### About this exercise
State how many lines in the following entries hold the word "year". The reply is that number only.

•••

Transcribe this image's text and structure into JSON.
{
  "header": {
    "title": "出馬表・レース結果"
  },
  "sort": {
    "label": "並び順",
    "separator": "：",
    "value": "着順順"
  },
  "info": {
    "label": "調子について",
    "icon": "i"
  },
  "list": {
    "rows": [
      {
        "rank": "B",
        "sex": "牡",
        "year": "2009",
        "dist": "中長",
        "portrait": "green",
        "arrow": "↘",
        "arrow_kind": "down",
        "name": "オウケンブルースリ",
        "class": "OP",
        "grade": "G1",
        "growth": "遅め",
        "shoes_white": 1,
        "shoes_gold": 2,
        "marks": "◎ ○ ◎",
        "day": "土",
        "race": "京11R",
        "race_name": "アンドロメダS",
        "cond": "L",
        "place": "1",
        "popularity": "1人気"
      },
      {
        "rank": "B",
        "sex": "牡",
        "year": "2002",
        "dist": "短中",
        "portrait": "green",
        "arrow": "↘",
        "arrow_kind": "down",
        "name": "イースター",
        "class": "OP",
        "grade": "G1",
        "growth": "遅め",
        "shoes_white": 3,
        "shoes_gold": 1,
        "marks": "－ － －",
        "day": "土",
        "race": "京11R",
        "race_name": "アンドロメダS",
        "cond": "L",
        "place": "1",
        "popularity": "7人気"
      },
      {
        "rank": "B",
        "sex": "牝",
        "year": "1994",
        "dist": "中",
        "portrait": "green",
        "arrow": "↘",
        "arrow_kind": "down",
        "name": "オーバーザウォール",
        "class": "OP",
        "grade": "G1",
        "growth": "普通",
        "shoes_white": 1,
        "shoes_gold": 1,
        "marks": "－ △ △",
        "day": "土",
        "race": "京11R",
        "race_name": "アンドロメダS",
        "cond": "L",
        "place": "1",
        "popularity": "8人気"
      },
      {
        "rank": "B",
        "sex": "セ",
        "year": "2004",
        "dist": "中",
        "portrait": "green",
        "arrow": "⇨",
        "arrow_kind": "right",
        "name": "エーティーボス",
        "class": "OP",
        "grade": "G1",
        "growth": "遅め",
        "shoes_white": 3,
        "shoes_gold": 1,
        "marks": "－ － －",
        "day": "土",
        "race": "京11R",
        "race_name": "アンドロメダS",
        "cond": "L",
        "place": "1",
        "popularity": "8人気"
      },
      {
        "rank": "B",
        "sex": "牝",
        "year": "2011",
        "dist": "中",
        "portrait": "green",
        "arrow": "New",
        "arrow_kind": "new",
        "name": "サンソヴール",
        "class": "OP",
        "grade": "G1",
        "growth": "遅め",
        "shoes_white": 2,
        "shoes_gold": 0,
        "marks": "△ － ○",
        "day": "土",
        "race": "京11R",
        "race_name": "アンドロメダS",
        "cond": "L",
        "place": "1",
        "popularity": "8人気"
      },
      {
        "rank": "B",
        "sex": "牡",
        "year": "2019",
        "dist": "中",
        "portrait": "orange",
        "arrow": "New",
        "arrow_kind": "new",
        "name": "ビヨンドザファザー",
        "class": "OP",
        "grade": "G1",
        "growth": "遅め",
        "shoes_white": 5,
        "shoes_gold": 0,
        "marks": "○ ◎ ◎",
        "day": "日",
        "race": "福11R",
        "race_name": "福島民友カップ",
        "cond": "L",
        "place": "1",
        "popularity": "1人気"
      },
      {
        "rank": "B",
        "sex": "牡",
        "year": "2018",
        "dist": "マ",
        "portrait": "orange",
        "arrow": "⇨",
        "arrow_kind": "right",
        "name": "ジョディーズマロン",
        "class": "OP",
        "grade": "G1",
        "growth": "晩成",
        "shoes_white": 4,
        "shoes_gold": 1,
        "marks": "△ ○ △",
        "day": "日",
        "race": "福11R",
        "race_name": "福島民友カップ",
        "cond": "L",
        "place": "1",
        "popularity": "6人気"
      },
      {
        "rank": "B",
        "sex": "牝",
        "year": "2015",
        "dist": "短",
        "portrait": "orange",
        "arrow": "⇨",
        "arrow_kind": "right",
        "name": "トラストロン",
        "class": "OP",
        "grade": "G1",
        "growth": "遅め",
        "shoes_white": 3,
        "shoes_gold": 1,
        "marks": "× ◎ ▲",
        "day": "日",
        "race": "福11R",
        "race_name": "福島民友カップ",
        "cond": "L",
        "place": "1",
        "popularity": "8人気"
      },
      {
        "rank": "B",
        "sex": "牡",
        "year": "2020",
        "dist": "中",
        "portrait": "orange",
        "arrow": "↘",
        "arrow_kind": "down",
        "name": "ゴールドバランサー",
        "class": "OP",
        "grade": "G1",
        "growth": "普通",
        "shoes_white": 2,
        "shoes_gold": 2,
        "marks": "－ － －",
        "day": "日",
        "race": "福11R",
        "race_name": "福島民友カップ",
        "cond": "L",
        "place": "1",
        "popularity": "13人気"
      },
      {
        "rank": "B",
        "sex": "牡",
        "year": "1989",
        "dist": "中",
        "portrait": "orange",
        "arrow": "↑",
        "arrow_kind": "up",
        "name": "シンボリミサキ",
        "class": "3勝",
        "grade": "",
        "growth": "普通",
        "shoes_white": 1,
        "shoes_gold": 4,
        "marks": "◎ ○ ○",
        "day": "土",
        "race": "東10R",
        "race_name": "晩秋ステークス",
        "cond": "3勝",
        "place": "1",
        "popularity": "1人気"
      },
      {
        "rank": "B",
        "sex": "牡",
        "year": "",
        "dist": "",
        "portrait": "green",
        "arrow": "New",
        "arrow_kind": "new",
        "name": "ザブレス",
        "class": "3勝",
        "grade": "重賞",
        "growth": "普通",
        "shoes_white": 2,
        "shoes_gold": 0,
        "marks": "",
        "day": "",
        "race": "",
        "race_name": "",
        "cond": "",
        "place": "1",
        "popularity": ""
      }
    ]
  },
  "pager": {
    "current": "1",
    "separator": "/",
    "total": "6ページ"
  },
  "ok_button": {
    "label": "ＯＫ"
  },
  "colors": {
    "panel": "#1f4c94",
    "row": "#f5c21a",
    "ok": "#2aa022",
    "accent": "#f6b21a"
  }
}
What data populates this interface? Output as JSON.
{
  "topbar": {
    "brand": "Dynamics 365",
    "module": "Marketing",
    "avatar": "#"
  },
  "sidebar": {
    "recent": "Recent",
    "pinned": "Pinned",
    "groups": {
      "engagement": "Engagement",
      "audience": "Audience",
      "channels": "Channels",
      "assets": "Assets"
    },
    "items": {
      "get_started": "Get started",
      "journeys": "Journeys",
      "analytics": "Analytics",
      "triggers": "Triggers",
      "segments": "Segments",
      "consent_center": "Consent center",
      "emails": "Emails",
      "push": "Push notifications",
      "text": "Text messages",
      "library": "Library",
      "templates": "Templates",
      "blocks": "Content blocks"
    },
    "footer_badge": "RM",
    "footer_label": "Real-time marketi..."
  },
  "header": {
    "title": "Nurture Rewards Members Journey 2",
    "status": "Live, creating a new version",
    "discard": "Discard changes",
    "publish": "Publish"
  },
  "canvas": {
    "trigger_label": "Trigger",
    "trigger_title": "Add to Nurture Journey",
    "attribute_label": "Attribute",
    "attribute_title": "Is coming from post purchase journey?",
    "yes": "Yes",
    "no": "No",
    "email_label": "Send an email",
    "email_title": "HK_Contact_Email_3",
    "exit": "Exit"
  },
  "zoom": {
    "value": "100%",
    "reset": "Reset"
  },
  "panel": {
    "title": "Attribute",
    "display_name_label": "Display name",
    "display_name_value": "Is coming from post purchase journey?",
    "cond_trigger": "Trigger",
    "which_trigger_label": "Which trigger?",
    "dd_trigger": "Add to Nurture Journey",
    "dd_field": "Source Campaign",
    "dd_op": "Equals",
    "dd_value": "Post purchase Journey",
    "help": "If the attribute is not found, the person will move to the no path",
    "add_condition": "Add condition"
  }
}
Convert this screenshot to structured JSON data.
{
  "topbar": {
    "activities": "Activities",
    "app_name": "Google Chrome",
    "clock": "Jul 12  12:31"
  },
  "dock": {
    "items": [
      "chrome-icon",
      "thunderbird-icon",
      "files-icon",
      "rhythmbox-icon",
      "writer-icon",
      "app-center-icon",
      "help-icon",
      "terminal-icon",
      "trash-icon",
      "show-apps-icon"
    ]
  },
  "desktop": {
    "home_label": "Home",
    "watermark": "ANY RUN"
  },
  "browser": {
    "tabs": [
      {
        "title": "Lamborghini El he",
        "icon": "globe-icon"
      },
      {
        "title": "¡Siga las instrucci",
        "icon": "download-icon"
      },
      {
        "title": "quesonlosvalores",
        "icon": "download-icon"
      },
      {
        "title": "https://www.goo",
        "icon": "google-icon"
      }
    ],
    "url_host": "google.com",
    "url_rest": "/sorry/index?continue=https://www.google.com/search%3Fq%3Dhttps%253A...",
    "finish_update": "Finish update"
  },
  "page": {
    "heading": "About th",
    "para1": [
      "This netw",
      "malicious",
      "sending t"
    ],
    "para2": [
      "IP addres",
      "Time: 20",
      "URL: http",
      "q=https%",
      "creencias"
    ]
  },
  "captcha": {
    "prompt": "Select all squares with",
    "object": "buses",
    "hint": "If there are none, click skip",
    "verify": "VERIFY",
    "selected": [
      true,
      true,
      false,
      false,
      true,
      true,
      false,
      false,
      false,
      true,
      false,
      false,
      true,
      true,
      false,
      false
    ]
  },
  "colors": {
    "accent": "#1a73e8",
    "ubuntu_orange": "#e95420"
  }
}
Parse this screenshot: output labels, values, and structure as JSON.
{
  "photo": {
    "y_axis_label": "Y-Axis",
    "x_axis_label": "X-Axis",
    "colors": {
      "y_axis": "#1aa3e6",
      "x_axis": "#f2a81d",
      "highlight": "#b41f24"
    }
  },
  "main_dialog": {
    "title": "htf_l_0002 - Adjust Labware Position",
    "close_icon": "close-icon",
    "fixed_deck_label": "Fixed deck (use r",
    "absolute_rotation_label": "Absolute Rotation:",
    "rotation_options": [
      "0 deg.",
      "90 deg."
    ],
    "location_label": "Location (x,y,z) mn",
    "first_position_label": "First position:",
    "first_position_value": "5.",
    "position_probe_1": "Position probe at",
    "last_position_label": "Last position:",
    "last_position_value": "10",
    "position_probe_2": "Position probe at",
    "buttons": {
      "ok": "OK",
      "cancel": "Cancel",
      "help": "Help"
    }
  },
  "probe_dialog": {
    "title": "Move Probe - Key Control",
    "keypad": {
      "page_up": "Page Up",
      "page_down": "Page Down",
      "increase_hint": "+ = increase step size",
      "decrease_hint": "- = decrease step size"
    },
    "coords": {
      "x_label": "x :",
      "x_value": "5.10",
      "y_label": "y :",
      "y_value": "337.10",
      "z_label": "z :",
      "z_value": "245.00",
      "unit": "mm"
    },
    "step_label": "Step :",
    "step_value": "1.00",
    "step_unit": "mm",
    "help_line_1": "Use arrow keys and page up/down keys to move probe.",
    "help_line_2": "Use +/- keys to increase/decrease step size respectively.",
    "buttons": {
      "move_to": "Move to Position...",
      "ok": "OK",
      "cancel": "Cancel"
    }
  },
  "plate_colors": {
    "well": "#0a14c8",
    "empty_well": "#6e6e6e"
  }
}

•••

### Task result
11